- WORK TO COMPLETE
Throughout the entries below, report every line where "Izvješće" is found.

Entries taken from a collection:
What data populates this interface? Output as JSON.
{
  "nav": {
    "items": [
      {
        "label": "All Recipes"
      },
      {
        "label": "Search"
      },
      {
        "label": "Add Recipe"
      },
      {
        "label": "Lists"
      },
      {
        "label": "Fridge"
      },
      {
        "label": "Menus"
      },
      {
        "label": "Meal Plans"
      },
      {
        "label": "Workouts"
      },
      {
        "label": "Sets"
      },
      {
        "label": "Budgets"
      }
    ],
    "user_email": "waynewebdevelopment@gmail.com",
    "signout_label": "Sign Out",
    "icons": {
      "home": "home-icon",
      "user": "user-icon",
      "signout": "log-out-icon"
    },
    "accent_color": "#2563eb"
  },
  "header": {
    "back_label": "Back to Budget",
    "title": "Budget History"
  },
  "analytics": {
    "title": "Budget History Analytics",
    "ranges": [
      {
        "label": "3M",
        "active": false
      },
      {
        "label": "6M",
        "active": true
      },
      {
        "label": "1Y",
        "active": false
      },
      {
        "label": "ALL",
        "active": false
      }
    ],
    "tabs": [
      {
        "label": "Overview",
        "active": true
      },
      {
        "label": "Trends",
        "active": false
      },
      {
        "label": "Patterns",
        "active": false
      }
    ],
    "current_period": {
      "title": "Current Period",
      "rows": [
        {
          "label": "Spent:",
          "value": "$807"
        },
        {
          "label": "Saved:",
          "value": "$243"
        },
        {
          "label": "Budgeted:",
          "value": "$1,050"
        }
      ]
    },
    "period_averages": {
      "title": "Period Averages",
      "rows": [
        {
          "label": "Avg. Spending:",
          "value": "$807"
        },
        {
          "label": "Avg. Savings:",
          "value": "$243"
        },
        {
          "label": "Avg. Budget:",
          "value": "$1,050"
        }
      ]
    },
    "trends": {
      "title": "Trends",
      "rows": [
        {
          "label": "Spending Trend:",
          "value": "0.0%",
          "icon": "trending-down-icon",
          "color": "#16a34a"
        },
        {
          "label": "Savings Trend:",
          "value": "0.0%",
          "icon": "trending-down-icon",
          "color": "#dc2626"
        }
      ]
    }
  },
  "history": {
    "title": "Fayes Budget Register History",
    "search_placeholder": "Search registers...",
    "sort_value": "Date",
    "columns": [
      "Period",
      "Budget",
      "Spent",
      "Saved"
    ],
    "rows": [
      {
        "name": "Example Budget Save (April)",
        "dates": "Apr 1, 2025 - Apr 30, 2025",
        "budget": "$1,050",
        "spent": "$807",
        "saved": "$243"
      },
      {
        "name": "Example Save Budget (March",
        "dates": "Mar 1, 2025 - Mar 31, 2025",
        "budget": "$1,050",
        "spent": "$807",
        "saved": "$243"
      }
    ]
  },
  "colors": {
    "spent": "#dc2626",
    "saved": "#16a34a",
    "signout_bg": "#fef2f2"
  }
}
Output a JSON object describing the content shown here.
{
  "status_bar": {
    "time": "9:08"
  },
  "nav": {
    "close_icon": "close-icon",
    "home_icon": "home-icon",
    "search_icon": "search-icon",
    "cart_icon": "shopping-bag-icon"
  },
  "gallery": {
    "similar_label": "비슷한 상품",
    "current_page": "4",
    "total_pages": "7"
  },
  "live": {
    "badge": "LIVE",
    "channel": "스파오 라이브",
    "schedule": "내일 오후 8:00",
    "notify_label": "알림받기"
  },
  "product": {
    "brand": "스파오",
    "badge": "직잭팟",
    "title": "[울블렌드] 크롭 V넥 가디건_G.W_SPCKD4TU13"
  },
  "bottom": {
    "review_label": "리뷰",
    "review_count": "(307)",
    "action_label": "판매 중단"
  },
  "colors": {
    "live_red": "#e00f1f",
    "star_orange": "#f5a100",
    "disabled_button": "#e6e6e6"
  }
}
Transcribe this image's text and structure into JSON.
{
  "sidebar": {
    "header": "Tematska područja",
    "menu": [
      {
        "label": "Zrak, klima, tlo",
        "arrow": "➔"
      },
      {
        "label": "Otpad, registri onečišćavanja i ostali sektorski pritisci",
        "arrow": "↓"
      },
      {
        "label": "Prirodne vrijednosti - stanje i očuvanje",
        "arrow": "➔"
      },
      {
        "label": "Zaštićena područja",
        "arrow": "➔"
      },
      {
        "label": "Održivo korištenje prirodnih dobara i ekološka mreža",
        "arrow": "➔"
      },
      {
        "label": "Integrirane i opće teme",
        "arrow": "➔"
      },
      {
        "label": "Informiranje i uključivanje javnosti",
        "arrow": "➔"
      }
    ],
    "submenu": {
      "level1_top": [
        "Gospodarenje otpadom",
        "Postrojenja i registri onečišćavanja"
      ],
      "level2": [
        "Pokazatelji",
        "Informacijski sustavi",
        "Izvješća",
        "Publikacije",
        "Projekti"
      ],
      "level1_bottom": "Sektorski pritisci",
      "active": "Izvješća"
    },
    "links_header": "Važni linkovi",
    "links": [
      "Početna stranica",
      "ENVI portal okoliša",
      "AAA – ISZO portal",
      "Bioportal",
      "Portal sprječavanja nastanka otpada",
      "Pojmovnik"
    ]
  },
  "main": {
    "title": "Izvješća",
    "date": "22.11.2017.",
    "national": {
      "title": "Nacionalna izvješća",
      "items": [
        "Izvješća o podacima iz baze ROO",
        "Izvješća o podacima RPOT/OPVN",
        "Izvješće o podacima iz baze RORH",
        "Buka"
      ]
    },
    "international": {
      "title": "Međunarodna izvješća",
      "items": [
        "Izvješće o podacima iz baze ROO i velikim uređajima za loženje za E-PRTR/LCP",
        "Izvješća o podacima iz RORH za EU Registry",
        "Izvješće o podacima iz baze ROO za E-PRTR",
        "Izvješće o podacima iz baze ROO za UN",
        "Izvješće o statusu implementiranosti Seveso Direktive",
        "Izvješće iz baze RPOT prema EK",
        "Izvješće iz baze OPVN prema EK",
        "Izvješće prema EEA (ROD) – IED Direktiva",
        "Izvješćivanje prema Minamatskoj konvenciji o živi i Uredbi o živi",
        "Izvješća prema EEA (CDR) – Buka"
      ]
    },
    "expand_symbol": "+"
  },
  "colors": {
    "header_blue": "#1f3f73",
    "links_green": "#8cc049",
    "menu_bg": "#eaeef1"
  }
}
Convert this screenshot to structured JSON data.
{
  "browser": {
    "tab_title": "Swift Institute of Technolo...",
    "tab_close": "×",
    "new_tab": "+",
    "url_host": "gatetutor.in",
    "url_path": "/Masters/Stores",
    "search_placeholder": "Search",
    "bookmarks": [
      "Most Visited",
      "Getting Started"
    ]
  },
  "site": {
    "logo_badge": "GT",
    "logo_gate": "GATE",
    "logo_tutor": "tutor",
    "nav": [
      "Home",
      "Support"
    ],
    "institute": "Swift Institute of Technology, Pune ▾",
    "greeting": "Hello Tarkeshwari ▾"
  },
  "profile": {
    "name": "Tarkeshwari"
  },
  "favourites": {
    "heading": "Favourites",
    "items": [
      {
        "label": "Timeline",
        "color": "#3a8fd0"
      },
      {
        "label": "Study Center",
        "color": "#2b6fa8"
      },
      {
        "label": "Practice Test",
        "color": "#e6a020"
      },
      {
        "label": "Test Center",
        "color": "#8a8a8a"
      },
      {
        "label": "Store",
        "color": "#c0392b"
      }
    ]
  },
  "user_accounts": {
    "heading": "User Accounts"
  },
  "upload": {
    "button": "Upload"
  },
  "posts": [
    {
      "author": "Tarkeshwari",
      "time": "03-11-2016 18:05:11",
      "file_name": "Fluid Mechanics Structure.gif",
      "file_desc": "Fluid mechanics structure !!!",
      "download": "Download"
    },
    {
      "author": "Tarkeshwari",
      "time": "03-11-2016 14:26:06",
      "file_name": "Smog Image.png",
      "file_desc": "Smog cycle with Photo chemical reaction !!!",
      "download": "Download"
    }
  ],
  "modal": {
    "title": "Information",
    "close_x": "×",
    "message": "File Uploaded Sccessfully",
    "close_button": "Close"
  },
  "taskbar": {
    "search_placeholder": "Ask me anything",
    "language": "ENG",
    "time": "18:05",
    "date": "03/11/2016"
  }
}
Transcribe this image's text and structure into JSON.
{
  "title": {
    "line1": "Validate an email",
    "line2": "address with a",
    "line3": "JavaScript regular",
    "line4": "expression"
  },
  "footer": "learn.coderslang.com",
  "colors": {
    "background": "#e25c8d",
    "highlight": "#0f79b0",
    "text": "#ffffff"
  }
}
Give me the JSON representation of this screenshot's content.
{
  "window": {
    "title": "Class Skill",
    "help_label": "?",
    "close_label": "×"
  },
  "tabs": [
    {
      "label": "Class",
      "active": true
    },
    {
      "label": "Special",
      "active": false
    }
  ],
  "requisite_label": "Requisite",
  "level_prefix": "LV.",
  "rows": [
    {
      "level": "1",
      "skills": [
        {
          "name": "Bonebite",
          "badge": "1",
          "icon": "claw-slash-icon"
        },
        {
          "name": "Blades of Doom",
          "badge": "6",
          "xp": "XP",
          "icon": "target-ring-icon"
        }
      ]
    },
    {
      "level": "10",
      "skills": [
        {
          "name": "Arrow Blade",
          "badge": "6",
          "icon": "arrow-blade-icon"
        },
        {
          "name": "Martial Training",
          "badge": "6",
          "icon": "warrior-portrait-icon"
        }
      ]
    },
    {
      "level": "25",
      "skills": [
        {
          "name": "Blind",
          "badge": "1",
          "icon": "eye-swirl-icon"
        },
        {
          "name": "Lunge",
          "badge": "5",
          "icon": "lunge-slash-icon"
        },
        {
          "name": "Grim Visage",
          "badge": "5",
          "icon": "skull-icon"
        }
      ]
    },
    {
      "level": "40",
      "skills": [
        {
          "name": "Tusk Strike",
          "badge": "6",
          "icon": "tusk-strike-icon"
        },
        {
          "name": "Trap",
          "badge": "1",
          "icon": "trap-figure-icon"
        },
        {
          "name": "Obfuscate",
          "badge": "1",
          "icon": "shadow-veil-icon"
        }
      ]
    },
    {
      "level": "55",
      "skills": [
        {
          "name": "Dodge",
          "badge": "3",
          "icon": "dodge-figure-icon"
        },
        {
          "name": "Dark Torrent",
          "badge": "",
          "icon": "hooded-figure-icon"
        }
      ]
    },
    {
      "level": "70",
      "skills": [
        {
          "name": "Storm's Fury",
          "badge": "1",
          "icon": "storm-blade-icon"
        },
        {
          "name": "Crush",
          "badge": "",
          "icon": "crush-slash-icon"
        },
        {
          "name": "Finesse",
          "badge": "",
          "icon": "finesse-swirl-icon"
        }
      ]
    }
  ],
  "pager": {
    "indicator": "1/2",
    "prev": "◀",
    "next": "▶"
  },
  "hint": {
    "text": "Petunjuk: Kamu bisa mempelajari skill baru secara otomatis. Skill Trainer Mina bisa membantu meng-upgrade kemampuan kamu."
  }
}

- OUTPUT
        "Izvješće o podacima iz baze RORH",
        "Izvješće o podacima iz baze ROO i velikim uređajima za loženje za E-PRTR/LCP",
        "Izvješće o podacima iz baze ROO za E-PRTR",
        "Izvješće o podacima iz baze ROO za UN",
        "Izvješće o statusu implementiranosti Seveso Direktive",
        "Izvješće iz baze RPOT prema EK",
        "Izvješće iz baze OPVN prema EK",
        "Izvješće prema EEA (ROD) – IED Direktiva",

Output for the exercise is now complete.